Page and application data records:
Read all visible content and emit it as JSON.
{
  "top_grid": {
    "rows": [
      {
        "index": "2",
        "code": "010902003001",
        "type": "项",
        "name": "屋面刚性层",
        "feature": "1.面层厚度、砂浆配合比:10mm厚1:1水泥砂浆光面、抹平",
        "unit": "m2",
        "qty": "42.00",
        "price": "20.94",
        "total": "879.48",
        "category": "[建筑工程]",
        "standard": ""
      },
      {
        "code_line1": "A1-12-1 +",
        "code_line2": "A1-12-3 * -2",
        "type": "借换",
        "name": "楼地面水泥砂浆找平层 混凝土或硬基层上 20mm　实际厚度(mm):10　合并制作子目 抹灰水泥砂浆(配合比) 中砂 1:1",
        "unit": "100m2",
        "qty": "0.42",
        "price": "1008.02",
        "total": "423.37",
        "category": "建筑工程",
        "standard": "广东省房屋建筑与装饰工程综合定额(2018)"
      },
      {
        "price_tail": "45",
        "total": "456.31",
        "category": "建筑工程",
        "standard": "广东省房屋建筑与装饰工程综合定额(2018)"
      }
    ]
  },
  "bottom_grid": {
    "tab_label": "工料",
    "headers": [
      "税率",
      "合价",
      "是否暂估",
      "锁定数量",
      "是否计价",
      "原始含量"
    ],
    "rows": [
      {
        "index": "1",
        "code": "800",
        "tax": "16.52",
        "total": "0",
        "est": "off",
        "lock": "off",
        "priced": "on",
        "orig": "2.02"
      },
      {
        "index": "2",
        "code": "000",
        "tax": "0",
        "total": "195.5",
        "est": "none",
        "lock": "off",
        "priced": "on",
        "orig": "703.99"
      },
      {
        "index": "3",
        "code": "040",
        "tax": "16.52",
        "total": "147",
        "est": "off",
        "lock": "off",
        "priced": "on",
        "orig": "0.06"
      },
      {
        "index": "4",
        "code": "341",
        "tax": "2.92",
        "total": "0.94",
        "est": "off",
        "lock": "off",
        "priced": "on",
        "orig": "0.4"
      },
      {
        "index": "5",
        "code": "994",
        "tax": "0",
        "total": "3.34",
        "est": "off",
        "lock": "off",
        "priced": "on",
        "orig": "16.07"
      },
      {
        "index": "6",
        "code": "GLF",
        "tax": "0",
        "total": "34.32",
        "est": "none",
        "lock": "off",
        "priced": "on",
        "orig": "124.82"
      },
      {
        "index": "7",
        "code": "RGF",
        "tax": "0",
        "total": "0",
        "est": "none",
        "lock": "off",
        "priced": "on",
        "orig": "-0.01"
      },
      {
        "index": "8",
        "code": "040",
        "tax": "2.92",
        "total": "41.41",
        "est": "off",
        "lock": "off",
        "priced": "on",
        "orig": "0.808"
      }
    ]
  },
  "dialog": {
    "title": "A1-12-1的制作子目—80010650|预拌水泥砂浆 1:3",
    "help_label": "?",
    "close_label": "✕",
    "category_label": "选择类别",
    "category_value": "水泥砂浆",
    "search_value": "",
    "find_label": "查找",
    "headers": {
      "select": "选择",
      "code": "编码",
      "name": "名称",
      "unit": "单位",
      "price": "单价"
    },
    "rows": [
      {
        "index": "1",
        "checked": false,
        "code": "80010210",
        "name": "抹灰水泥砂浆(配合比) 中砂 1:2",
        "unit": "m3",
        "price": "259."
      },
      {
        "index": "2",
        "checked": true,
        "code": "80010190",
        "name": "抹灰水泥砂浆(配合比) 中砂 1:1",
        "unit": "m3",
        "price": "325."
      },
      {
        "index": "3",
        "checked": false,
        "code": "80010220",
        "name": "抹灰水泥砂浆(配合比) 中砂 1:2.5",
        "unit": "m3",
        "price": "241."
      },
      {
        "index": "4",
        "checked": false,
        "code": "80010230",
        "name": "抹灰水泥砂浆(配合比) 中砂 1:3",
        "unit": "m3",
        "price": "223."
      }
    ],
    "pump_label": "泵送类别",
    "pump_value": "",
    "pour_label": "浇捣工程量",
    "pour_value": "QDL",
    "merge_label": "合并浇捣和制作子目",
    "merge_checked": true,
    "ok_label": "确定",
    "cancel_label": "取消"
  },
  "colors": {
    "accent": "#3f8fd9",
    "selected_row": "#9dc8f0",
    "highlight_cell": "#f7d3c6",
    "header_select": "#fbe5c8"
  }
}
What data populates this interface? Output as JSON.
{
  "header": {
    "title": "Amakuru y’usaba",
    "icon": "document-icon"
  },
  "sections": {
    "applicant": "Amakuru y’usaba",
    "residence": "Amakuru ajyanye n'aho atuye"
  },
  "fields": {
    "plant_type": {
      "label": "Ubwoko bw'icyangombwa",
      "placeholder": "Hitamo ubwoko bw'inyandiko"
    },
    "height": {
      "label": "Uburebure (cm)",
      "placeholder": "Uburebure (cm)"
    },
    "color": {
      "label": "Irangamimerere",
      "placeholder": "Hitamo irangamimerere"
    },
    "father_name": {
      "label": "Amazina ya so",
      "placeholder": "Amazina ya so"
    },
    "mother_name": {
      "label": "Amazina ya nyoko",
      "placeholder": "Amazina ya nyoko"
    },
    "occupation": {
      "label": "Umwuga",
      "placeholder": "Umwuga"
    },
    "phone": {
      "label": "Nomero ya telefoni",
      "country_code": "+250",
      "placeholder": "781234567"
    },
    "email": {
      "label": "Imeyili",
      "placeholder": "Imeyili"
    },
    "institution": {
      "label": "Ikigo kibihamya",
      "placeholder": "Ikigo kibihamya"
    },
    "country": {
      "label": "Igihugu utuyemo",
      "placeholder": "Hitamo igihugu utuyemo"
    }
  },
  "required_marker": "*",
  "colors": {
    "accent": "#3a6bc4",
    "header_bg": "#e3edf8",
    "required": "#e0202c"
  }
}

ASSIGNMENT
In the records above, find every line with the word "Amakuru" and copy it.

SOLUTION TO THIS TASK
    "title": "Amakuru y’usaba",
    "applicant": "Amakuru y’usaba",
    "residence": "Amakuru ajyanye n'aho atuye"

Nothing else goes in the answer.